Records from a dataset
----------------------------------------
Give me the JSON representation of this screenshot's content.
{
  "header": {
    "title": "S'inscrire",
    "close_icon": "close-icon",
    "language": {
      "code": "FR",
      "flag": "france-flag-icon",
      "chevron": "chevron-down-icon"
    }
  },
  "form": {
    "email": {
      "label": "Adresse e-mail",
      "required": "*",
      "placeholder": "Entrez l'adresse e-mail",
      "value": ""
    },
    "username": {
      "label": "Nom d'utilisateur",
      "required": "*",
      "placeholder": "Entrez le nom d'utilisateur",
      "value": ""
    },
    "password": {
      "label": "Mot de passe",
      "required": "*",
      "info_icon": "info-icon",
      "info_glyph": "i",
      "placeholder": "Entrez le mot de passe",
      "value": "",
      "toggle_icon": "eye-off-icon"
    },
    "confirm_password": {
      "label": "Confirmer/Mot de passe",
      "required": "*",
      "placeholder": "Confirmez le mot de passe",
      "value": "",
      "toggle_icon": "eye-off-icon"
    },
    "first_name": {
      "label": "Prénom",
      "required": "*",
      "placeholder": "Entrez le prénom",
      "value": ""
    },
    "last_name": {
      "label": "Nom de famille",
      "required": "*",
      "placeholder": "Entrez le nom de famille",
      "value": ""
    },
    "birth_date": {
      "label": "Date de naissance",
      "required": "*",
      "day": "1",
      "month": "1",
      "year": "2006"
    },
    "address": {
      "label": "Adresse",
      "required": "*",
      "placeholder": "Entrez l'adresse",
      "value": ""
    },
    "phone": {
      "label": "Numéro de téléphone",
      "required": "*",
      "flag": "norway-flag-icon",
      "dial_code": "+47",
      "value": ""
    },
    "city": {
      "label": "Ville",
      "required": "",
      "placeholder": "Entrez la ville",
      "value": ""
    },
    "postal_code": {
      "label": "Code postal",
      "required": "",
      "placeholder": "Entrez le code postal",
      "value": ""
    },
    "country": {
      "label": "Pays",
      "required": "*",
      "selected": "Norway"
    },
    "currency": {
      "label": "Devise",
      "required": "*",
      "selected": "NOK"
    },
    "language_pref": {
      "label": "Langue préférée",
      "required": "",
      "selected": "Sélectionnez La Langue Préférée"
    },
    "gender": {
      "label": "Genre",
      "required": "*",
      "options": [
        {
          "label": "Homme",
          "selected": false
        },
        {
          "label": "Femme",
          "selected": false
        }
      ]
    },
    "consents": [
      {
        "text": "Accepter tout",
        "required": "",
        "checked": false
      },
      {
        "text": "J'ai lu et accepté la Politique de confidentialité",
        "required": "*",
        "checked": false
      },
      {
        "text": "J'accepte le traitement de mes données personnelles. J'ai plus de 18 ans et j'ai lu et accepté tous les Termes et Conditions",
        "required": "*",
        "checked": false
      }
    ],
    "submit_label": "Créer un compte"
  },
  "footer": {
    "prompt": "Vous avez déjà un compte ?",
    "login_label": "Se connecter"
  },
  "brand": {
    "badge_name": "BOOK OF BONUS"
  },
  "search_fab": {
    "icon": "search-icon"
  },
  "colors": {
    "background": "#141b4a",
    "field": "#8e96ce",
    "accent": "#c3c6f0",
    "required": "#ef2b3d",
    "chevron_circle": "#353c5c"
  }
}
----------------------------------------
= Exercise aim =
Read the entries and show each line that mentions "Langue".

= Response below =
      "label": "Langue préférée",
      "selected": "Sélectionnez La Langue Préférée"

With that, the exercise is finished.